Extract every entry word for word.

- **Given records**:
<<<<

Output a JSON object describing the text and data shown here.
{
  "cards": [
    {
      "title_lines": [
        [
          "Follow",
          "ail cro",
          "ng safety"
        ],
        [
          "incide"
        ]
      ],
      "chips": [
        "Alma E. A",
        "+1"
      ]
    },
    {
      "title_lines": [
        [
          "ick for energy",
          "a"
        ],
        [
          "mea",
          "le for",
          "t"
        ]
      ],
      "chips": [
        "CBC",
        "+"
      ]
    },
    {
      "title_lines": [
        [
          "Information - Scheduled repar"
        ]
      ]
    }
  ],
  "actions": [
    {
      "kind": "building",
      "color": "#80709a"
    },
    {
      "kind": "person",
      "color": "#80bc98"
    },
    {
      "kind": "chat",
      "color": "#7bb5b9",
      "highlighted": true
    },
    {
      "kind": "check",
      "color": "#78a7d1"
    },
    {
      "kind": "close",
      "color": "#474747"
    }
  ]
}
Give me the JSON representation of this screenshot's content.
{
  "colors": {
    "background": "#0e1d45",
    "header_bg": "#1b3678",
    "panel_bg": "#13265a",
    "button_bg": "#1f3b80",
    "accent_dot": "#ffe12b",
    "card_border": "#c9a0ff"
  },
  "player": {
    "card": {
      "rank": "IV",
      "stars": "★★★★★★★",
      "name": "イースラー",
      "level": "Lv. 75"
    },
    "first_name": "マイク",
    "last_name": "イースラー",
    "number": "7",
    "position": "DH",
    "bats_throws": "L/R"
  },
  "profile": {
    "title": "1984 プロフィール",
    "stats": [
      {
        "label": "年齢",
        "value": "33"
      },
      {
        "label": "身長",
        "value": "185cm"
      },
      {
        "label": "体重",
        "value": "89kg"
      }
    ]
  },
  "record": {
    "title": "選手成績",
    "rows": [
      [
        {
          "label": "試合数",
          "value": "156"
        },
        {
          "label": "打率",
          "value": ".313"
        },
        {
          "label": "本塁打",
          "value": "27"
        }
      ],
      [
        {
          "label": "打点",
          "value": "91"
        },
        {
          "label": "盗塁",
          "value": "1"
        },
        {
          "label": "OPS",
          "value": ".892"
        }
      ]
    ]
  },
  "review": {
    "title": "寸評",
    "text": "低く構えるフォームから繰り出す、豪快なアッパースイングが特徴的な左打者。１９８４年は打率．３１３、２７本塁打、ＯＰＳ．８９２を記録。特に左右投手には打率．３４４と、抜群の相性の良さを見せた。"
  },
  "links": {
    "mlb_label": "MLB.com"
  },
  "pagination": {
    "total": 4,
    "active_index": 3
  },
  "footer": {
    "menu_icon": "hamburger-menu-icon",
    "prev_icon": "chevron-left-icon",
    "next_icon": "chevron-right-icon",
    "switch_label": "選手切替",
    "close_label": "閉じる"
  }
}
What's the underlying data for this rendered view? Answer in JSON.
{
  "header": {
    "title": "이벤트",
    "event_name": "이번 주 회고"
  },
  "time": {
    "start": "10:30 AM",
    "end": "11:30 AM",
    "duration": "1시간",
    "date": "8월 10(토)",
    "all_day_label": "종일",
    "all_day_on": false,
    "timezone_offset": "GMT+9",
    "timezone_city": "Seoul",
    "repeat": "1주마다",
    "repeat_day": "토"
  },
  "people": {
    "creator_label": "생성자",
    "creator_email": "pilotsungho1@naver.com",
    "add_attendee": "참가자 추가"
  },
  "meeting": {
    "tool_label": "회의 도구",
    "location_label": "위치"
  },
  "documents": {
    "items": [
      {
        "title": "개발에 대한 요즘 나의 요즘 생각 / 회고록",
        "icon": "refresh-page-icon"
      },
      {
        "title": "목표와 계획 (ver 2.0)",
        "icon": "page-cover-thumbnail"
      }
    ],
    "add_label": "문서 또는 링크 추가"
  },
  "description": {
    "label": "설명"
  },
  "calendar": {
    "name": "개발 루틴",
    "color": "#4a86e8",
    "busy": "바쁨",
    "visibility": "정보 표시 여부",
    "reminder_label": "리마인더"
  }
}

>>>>

- **Response**:
Output a JSON object describing the text and data shown here.
{
  "cards": [
    {
      "title_lines": [
        [
          "Follow",
          "ail cro",
          "ng safety"
        ],
        [
          "incide"
        ]
      ],
      "chips": [
        "Alma E. A",
        "+1"
      ]
    },
    {
      "title_lines": [
        [
          "ick for energy",
          "a"
        ],
        [
          "mea",
          "le for",
          "t"
        ]
      ],
      "chips": [
        "CBC",
        "+"
      ]
    },
    {
      "title_lines": [
        [
          "Information - Scheduled repar"
        ]
      ]
    }
  ],
  "actions": [
    {
      "kind": "building",
      "color": "#80709a"
    },
    {
      "kind": "person",
      "color": "#80bc98"
    },
    {
      "kind": "chat",
      "color": "#7bb5b9",
      "highlighted": true
    },
    {
      "kind": "check",
      "color": "#78a7d1"
    },
    {
      "kind": "close",
      "color": "#474747"
    }
  ]
}
Give me the JSON representation of this screenshot's content.
{
  "colors": {
    "background": "#0e1d45",
    "header_bg": "#1b3678",
    "panel_bg": "#13265a",
    "button_bg": "#1f3b80",
    "accent_dot": "#ffe12b",
    "card_border": "#c9a0ff"
  },
  "player": {
    "card": {
      "rank": "IV",
      "stars": "★★★★★★★",
      "name": "イースラー",
      "level": "Lv. 75"
    },
    "first_name": "マイク",
    "last_name": "イースラー",
    "number": "7",
    "position": "DH",
    "bats_throws": "L/R"
  },
  "profile": {
    "title": "1984 プロフィール",
    "stats": [
      {
        "label": "年齢",
        "value": "33"
      },
      {
        "label": "身長",
        "value": "185cm"
      },
      {
        "label": "体重",
        "value": "89kg"
      }
    ]
  },
  "record": {
    "title": "選手成績",
    "rows": [
      [
        {
          "label": "試合数",
          "value": "156"
        },
        {
          "label": "打率",
          "value": ".313"
        },
        {
          "label": "本塁打",
          "value": "27"
        }
      ],
      [
        {
          "label": "打点",
          "value": "91"
        },
        {
          "label": "盗塁",
          "value": "1"
        },
        {
          "label": "OPS",
          "value": ".892"
        }
      ]
    ]
  },
  "review": {
    "title": "寸評",
    "text": "低く構えるフォームから繰り出す、豪快なアッパースイングが特徴的な左打者。１９８４年は打率．３１３、２７本塁打、ＯＰＳ．８９２を記録。特に左右投手には打率．３４４と、抜群の相性の良さを見せた。"
  },
  "links": {
    "mlb_label": "MLB.com"
  },
  "pagination": {
    "total": 4,
    "active_index": 3
  },
  "footer": {
    "menu_icon": "hamburger-menu-icon",
    "prev_icon": "chevron-left-icon",
    "next_icon": "chevron-right-icon",
    "switch_label": "選手切替",
    "close_label": "閉じる"
  }
}
What's the underlying data for this rendered view? Answer in JSON.
{
  "header": {
    "title": "이벤트",
    "event_name": "이번 주 회고"
  },
  "time": {
    "start": "10:30 AM",
    "end": "11:30 AM",
    "duration": "1시간",
    "date": "8월 10(토)",
    "all_day_label": "종일",
    "all_day_on": false,
    "timezone_offset": "GMT+9",
    "timezone_city": "Seoul",
    "repeat": "1주마다",
    "repeat_day": "토"
  },
  "people": {
    "creator_label": "생성자",
    "creator_email": "pilotsungho1@naver.com",
    "add_attendee": "참가자 추가"
  },
  "meeting": {
    "tool_label": "회의 도구",
    "location_label": "위치"
  },
  "documents": {
    "items": [
      {
        "title": "개발에 대한 요즘 나의 요즘 생각 / 회고록",
        "icon": "refresh-page-icon"
      },
      {
        "title": "목표와 계획 (ver 2.0)",
        "icon": "page-cover-thumbnail"
      }
    ],
    "add_label": "문서 또는 링크 추가"
  },
  "description": {
    "label": "설명"
  },
  "calendar": {
    "name": "개발 루틴",
    "color": "#4a86e8",
    "busy": "바쁨",
    "visibility": "정보 표시 여부",
    "reminder_label": "리마인더"
  }
}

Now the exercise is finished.